Of the noted Soviet poster artists of the photomontage and Socialist Realism aesthetics, Viktor Borisovich Koretskii stands out as one of the most iconic. Koretskii attended the Secondary Professional Art School in Moscow from 1921 to 1929. He began working as a professional graphic designer in 1931 and he immediately gained recognition in the Soviet Union. His professional break-through occurred while working for the major state publishing houses Iskusstvo and Ogiz-Izogiz. During this that period of his work, he concentrated on (and perfected) his technique of photomontage. However, the period of the early 1930s in the Soviet Union meant that Koretskii had to move away from his own avant-garde style of discontinuous photomontage in order to be more consistent with the Socialist Realist dogma dictated by the government. During the 1930s, Koretskii also worked as an artistic director and decorator for Nikolai Okhlopkov 's Realistic Theatre and for Yurii Zavadsky's theatre-studio. From 1939 to 1987, he was a member of the editorial board of the film advertising publishing house Reklamfilm.

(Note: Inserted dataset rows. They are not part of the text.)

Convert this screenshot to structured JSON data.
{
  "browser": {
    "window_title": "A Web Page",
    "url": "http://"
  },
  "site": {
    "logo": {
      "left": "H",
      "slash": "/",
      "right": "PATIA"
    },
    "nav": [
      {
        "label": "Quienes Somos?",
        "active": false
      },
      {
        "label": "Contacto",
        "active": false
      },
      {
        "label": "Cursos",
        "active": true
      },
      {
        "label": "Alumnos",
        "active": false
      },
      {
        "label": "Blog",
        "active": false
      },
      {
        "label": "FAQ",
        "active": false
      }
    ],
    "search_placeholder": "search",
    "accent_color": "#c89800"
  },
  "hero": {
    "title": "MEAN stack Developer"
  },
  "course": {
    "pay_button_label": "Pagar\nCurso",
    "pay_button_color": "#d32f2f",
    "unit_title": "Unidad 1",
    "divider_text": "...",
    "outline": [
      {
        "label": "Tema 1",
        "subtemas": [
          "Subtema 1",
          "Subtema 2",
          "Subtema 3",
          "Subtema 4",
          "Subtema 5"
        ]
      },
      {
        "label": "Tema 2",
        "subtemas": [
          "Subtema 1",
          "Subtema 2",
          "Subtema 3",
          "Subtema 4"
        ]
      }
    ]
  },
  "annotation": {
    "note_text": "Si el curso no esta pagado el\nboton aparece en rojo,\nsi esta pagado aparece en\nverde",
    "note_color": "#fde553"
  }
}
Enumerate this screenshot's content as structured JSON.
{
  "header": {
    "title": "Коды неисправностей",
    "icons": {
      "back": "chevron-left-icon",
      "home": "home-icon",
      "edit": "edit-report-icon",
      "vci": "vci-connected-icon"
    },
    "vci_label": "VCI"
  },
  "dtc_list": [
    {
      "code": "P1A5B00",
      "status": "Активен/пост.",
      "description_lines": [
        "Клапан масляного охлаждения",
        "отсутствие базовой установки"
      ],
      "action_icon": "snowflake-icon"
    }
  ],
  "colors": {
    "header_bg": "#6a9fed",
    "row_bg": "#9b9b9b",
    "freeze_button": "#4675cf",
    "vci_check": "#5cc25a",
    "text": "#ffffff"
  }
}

Gudok is the Russian word for whistle and this was also the name given to the railway industry newspaper in the Soviet Union. The printer was located in Moscow at 7 Stankevich Street.
Iskusstvo was the Art Publishing House (A.K.A. Visual Arts Publishing) that was created in 1936 from Ogiz-Izogiz (State Art and Literature Publishing House). It disseminated books and journals dealing with graphic design and the fine arts, and it issued numerous posters. Since the Iskusstvo banner was part of the State Printing Works in Leningrad (St. Petersburg) and Moscow, its two main offices were located in those two cities.